Now you might wonder, what's so bad about the horse being the leader over you? Well, without the discipline and respect that comes from you being the leader, the horse's behavior quickly becomes dangerous. A leader horse would NEVER let a horse that is lower on the totem pole invade their space without permission. Since you let your horse invade your space without permission by letting her hit you, you're saying to her, "Okay, okay, fine. You win." The horse will quickly learn that it is okay to boss you around, and can lead to behaviors such as biting, kicking, rearing, pushing you, etc., which is all very dangerous.

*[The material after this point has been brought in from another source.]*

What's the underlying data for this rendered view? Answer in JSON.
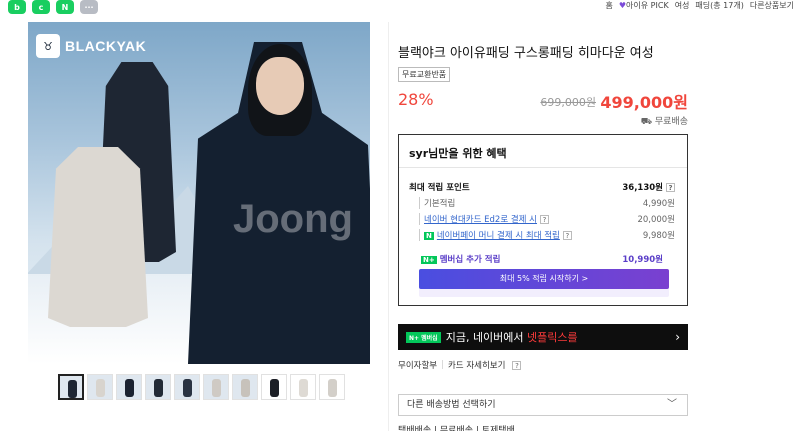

Now, just because she invaded your space or disrespected you DOESN'T mean you should start hitting her over and over again, get angry, or beat her, or take away her feed, etc. Its not her fault that she is playing her role as leader. The next time she goes to hit you, immediately turn around to face her, look her sternly in the eye, say, "NO!" and back her up. Get her out of your space. You can do this by marching towards her, or raising your arms, and if all else fails, you can push her out of your space. Consistency is the key; you have to consistently correct all her disrespectful behaviors. Sometimes it can take a long time before she finally figures out that you're the leader; don't give up! Horses don't need democracy, they need leadership and trust, and this means spending lots of time with her as well, even if you don't do anything with her.
I really highly encourage you to look up the book "The Soul of a Horse" by Joe Camp. The guy who wrote it was in a similar situation as you are, and it's a really helpful and insightful book. Also look up Monty Roberts, Clinton Anderson, and whatever other natural horsemen you can find.